I love that neon-noir world of the LA crime-thriller movies of the 1980s, especially William Friedkin’s To Live and Die in LA (1985). Robby Müller was the director of photography on that film, as he was on Alex Cox’s Repo Man and Wim Wenders’s Paris, Texas (both 1984). I’m really into those hyper-saturated establishing shots, at dusk or twilight.

Nathan Seabrook, from the series 'Inside Outside', 2020–ongoing, specially commissioned by Frieze. Courtesy: the artist

I wanted to make the city the main character in this series. Sometimes, it presents itself as the subject rather than just the location. When I was working out where to shoot these images, the view would suggest itself. It’s like the title of that amazing documentary, Los Angeles Plays Itself (2003) — I loved that this series allows the place to be unapologetically LA.

These images are, on some level, about stripping down the elements you need to tell a story. Curtains and some light, looking outside: you have the start of a narrative. This is the home of cinema, after all. There’s a limit to how much you can plan on these shoots: some of these images were made at dawn and some at dusk, but either way you have only 15–30 minutes when there’s that glow in the light you want. You always risk walking away with nothing. I was very conscious of that “window of time.”

Nathan Seabrook, from the series 'Inside Outside', 2020–ongoing, specially commissioned by Frieze. Courtesy: the artist

The first few images were taken right before the pandemic; I was thinking about the idea of being inside and looking out. When lockdown started, the view suddenly became quite poignant: the only time you’d see other people was outside your window, glimpsing your neighbors rustling around. Thinking about the universal experience of being stuck inside, bound to this one place, motivated me to continue working on this project. Ultimately, I wanted to combine the familiarity of the window view with the cinematic quality of LA’s urban vistas. I’ll never get tired of the details in the views here.
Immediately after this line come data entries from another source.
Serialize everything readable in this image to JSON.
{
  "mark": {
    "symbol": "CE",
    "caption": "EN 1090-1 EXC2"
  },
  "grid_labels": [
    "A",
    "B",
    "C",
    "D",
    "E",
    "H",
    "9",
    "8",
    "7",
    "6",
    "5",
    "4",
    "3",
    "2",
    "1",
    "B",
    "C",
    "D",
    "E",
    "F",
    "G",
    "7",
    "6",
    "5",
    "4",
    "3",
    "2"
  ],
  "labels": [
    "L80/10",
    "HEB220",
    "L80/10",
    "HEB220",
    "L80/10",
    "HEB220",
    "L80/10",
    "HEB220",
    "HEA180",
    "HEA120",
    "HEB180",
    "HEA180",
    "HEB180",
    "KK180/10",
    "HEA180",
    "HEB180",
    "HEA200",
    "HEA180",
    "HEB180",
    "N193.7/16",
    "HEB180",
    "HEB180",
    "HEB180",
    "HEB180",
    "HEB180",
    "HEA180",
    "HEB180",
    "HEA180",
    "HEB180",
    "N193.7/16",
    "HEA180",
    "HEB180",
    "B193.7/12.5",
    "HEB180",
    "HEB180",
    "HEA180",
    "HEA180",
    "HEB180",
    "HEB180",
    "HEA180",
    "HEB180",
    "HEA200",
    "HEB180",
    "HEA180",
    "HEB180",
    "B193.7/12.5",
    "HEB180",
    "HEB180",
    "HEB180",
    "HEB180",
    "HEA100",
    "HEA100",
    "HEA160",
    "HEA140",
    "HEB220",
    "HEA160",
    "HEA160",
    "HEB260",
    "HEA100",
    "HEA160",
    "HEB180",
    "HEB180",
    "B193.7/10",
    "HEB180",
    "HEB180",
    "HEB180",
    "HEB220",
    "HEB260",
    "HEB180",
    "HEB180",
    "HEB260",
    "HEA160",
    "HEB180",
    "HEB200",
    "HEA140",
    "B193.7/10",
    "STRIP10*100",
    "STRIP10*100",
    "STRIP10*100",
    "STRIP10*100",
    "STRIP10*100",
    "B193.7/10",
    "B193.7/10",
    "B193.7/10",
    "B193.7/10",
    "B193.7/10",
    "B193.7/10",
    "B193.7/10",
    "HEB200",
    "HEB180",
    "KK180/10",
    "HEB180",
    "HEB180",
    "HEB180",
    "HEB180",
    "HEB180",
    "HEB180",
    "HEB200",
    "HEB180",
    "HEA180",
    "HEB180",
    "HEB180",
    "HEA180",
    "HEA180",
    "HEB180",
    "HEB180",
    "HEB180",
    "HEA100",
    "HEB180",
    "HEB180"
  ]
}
This article first appeared in Frieze Week, February 2022 under the headline ‘Window of Time’.

Main images: Nathan Seabrook, from the series 'Inside Outside', 2020–ongoing, specially commissioned by Frieze. Courtesy: Nathan Seabrook

Nathan Seabrook is an artist and photographer. He was commissioned to create the artwork for the Frieze Los Angeles 2022 fair campaign. He lives in Los Angeles, USA.